Believe it or not, the whole song is played two and a half times in this scene. Maybe the producers wanted to get their money's worth for landing Sedaka... or more likely, it was an attempt to pad out the running time of the movie. But what's really unbelievable in this scene is that the monster scuba diver has made its way into the pool the youths are dancing around - and nobody notices it. So it's understandable that when one girl decides to go swimming (in her clothes), she is (eventually) attacked by the monster... though a hand shoved into the face barely qualifies as being attacked. The monster does this same "attack" to another partygoer when it surfaces, then quickly vanishes. Panicking, most of the youths gather one of their two wounded friends (why not both?) and board their boat so they can quickly get back to the mainland. But underwater, the monster takes a hatchet from its belt (which it never had before) and smashes a hole into the boat. It takes a while for the youths to realize their boat is sinking, and once it does start sinking, I started to wonder if they realized like I did that their swamped vessel had suddenly and magically changed into a completely different looking boat. Once the youths are in the water splashing about, they are suddenly attacked by jellyfish (Where did they come from? We didn't see them in the monster's belt.) Actually, it's the youths that identify them as jellyfish - to me, they looked more like sandwich bags with pieces of colored cellophane inside, and with tied pieces of string dangling down when we see underwater shots of them.

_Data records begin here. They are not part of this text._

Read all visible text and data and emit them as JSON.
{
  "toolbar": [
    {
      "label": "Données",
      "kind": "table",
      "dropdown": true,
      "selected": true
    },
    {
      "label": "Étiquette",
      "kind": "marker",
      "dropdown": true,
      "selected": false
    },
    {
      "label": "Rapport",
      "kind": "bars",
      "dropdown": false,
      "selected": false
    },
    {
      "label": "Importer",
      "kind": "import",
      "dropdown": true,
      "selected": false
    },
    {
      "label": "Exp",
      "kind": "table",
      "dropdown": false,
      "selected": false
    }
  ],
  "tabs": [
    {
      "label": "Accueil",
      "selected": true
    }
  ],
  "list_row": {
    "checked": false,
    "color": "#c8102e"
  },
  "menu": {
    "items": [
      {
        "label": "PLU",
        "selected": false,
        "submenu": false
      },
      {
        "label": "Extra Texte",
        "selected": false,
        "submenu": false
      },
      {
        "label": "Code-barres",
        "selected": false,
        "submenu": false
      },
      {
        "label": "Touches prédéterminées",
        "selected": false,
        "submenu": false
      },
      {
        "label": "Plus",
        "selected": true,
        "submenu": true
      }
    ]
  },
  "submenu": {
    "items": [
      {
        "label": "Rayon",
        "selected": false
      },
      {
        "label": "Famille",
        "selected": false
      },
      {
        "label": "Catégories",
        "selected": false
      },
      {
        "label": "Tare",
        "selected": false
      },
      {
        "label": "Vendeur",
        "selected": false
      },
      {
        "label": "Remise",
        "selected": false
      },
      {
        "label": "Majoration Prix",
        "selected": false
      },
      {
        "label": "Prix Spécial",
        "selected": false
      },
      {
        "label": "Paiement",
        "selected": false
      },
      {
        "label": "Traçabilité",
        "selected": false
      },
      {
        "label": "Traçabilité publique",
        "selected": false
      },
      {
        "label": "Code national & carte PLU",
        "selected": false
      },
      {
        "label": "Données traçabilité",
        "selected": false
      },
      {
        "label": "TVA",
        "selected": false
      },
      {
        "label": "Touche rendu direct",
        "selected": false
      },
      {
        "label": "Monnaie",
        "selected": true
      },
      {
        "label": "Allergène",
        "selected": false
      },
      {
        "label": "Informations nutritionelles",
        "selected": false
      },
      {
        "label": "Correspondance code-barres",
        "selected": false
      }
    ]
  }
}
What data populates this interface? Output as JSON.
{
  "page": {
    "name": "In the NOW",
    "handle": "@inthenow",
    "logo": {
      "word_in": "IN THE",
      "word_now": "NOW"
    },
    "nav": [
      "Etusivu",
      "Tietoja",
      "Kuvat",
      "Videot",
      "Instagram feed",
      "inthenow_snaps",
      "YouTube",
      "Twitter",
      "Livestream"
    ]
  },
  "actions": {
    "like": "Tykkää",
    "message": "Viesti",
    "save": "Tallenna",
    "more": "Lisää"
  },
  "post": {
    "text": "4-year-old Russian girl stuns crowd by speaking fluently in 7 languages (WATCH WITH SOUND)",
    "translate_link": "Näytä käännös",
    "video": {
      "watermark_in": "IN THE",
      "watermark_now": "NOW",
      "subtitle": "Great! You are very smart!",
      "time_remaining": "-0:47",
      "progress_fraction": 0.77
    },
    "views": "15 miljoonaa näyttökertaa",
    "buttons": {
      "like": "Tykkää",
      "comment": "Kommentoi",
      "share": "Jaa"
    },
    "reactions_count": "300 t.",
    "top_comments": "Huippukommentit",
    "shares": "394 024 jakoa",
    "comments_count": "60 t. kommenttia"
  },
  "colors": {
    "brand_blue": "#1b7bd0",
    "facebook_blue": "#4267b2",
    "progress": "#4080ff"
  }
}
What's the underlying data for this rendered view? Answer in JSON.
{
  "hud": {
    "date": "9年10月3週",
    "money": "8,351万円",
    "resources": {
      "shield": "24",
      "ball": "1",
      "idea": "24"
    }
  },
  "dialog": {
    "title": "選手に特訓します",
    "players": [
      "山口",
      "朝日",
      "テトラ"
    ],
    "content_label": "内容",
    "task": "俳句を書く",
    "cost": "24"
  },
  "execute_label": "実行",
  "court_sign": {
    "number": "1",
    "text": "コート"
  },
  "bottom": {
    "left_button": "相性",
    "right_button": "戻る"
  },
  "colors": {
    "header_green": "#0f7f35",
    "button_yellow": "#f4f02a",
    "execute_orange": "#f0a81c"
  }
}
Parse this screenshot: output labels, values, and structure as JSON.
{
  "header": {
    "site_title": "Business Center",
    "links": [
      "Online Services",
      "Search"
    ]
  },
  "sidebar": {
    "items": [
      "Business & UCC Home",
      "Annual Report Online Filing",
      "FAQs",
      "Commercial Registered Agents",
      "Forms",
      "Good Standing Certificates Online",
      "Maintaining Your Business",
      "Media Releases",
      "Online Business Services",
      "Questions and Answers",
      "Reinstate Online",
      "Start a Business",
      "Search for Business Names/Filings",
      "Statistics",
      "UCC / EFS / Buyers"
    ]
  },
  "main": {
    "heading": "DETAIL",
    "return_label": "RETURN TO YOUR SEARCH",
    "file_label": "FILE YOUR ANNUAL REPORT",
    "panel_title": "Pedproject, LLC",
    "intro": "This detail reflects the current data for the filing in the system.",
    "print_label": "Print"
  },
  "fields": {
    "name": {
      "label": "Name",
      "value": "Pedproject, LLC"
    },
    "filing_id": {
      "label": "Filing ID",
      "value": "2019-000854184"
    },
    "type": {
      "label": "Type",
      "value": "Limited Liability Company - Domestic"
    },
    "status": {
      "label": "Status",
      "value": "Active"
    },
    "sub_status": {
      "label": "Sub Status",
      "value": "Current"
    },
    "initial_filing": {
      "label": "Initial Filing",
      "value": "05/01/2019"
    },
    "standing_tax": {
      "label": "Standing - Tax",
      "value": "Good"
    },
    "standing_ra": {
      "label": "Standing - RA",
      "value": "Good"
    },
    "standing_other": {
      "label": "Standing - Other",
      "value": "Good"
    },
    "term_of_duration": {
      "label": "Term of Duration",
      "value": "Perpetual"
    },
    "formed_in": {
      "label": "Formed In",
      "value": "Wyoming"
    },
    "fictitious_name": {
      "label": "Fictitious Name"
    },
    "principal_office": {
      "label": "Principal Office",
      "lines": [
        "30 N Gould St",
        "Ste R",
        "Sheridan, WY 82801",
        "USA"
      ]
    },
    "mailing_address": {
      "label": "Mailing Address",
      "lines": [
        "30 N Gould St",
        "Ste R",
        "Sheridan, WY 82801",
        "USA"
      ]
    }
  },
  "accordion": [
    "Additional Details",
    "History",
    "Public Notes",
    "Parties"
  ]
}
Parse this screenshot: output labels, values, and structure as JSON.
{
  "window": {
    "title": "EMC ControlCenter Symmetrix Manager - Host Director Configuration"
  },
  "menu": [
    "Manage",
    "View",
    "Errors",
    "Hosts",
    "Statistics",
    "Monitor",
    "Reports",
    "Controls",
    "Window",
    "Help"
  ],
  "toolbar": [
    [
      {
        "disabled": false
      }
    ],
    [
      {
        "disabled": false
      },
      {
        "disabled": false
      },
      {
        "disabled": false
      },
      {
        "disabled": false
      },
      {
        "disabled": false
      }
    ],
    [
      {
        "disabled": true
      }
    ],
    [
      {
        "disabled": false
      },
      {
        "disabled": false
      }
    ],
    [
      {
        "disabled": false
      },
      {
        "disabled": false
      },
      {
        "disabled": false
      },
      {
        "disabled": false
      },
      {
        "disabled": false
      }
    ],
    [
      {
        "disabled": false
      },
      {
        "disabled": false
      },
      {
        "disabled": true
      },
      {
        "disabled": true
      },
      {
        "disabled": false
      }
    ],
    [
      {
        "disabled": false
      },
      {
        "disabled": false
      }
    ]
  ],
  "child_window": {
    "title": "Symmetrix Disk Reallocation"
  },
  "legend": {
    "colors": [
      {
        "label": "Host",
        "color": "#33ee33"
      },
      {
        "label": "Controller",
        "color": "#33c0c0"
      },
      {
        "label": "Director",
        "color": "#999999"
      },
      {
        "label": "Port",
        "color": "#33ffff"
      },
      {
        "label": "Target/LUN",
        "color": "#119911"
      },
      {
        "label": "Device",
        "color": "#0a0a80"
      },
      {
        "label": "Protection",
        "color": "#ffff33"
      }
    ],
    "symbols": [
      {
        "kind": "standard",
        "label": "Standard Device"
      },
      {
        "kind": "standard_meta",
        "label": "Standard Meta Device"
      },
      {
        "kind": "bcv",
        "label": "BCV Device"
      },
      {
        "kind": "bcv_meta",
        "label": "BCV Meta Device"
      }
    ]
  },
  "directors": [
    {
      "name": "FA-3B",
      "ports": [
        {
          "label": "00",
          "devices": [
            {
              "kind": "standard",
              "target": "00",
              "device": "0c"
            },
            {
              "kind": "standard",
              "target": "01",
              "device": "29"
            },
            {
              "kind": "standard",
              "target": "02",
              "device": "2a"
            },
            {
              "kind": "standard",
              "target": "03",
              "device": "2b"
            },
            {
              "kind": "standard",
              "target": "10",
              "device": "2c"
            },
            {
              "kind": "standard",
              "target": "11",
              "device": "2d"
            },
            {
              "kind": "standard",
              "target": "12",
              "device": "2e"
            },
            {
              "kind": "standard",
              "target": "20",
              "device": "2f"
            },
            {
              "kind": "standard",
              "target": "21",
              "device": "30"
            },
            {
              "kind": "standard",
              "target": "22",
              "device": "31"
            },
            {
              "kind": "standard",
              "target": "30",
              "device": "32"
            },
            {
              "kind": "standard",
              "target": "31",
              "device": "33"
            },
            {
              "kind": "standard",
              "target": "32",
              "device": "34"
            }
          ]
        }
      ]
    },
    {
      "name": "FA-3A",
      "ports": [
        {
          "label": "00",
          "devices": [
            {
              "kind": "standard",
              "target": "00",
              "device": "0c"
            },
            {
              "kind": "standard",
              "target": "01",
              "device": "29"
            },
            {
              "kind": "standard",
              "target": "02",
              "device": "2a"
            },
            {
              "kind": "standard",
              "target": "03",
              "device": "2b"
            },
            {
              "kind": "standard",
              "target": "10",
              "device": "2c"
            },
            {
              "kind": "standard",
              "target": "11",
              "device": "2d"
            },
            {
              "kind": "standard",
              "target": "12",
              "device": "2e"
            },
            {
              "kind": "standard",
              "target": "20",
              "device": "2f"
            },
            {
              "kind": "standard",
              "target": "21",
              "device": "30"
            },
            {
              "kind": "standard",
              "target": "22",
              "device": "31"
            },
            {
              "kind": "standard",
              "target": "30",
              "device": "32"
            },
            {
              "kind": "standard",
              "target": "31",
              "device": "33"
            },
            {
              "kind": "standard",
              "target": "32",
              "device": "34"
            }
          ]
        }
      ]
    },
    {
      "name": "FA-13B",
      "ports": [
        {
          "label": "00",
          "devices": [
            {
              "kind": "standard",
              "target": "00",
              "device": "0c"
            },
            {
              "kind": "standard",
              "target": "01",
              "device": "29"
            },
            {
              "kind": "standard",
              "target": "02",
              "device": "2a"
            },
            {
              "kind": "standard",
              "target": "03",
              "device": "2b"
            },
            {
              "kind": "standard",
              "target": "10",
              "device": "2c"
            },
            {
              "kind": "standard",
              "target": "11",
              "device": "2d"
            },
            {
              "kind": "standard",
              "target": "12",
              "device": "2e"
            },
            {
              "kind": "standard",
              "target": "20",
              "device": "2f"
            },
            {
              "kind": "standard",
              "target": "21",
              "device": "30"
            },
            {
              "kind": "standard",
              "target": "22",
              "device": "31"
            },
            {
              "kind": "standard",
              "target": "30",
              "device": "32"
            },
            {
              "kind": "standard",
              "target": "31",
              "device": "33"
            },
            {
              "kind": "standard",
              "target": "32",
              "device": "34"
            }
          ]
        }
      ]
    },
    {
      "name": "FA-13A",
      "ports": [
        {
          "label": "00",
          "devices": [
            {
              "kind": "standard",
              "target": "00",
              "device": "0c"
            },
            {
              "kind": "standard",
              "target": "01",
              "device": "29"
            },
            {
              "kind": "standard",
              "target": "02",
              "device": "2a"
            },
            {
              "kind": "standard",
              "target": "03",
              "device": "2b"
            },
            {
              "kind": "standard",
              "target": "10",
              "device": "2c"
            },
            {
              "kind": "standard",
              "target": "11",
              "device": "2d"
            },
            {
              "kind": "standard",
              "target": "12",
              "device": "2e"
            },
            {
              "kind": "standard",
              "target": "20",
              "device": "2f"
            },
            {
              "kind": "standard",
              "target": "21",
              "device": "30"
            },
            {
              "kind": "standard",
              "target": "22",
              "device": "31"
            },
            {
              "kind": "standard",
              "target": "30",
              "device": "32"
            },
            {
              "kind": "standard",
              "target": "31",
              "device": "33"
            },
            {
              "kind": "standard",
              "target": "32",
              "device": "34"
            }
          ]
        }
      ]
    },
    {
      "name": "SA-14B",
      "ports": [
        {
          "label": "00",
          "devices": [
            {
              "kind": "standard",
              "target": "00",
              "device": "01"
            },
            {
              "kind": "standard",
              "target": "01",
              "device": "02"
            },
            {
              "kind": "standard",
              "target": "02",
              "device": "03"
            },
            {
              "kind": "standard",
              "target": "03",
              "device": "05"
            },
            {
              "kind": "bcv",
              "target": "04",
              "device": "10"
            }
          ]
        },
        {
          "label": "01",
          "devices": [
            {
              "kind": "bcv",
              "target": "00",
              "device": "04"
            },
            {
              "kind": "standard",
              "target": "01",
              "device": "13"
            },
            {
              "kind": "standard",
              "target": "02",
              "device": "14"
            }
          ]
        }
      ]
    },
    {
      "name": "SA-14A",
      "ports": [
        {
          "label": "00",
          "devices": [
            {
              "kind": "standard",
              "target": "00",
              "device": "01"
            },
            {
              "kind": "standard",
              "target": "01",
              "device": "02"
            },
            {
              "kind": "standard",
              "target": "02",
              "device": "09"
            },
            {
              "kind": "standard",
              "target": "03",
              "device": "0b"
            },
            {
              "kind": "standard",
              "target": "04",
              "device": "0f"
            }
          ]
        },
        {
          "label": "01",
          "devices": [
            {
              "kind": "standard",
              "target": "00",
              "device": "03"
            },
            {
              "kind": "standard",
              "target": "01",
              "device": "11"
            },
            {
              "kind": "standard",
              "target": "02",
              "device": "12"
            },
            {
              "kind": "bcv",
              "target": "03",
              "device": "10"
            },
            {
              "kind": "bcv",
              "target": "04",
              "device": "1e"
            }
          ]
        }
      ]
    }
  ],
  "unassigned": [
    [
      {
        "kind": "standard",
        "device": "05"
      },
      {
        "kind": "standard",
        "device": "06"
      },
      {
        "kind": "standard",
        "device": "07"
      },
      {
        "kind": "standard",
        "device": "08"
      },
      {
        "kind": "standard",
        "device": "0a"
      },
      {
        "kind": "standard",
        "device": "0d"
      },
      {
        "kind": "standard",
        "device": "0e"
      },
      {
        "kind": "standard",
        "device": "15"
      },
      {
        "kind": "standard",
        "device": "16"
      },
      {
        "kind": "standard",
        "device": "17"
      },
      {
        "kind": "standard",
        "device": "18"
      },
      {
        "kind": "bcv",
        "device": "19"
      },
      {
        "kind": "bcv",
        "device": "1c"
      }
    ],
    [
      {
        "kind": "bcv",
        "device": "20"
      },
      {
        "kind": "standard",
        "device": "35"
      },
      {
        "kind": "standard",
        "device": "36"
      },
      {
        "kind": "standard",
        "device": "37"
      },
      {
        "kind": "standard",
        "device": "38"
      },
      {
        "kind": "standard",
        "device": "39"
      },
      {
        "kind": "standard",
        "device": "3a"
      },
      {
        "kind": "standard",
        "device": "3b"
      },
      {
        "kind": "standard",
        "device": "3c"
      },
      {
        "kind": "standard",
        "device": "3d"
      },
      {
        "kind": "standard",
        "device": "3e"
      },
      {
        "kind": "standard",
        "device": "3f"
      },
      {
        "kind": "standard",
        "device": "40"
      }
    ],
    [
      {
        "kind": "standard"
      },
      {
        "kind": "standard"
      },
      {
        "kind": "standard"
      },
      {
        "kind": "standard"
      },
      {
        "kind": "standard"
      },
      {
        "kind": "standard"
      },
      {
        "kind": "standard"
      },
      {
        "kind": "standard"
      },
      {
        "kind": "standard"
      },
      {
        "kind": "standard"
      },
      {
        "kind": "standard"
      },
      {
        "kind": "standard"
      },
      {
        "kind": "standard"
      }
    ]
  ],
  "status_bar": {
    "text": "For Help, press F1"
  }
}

It doesn't take long for the jellyfish to make short work of the youths... though just how these jellyfish actually kill the youths is never answered. Anyway, we cut to what seems to be the monster's underwater lair. We finally get a partial shot of the monster's head, and it sure looks like some kind of translucent blown up plastic bag. We get more footage of the creature's feet and lower legs, and even though the first shot of the movie established that the monster's skin was black and covered with burnt stuff, we get to see the creature's ankles in the space between where the wet suit ends and the swim fins begin, and these ankles look surprisingly flesh-colored. In an awkward scene that doesn't make clear how the monster makes its plastic bag head disappear, we find out that the monster is really... Egon! Now we know the truth. Will Egon succeed in his plans to get rid of everyone who has laughed at him? Will he manage to get his hands on the desirable Karen? Will Dr. Richardson's head wound keep changing size during the second half of the movie? I think that by now you have a good idea of the answers to those questions, especially if you have seen a good number of ineptly made movies as I have. It goes without saying that Sting Of Death is a laugh riot. While I would not put it up as high as such classics as Troll 2 and the works of Ed Wood - it's from a merely inept mind, not an insane one - it's still a movie that bad movie lovers will savor. In fact, I find it hard to believe I hadn't heard of this movie before. I feel a sting of shame because of that. Well, I hope informing you of this movie makes up for that oversight.

Check for availability on Amazon (DVD)

See also: Blood Freak, Impulse, Troll 2